Kovanaze – is a nasal spray used as dental anesthesia.
Firazyr – for the treatment of sudden attacks of hereditary angioedema (HAE).
Noxafil – can treat or prevent fungal infections, especially in people with weak immune systems.
Cardiotec – is used for nutritional support and dietary supplementation.
Troxyca ER – is an extended release capsule formulation of oxycodone combined with naltrexone.
Yosprala – a prescription medicine used in people who have had heart problems or strokes caused by blood clots, to help reduce their risk of further heart problems or strokes, and who are at risk of developing stomach ulcers with aspirin.
Cystaran – can prevent the buildup of cystine crystals in the kidneys in its oral form. Other forms can treat cystine crystal buildup in the eye (cystinosis).
Lumason (sulfur hexafluoride lipid-type A microspheres) – is an ultrasound contrast agent indicated for use in echocardiography to opacify the left ventricular chamber and to improve the delineation of the left ventricular endocardial border in adult patients with suboptimal echocardiograms, and in ultrasonography of the liver for characterization of focal liver lesions in adult and pediatric patients.
Synribo – is used for the treatment of adult patients with chronic or accelerated phase chronic myeloid leukemia.
Ionsys – is used to treat severe pain.
Brimonidine and brinzolamide ophthalmic – can reduce the amount of fluid in the eye, which decreases pressure inside the eye.
Durezol – can treat eye irritation and inflammation.

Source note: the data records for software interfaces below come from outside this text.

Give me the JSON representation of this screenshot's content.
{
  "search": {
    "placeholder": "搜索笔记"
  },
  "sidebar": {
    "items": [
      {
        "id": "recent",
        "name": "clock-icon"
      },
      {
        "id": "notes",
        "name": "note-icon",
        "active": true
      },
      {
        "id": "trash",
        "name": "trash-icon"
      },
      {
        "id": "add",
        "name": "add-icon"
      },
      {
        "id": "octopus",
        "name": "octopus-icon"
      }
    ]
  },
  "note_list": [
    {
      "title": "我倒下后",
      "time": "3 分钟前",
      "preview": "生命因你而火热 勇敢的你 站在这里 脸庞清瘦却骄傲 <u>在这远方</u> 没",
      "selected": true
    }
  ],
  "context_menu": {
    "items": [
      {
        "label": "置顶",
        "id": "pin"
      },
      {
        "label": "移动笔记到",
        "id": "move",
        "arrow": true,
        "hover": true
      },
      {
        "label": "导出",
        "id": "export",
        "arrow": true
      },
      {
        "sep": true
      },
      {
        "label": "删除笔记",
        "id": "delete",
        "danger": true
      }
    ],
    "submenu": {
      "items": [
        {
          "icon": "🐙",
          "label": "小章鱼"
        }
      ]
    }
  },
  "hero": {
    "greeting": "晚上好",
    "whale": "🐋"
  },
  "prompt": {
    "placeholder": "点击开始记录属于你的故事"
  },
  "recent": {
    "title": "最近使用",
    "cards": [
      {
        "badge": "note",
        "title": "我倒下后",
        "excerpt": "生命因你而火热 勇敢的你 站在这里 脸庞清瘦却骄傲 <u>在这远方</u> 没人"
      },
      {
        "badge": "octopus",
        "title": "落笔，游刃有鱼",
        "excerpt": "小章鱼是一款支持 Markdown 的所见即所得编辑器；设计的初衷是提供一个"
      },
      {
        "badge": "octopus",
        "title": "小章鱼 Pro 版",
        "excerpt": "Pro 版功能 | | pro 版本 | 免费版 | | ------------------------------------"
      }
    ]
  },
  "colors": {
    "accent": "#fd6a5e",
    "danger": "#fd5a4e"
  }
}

Ask one of our pharmacists if your prescription is available as a generic.
Sources: Association for Accessible Medicines, Upcouncil, RxSaver, U.S. FDA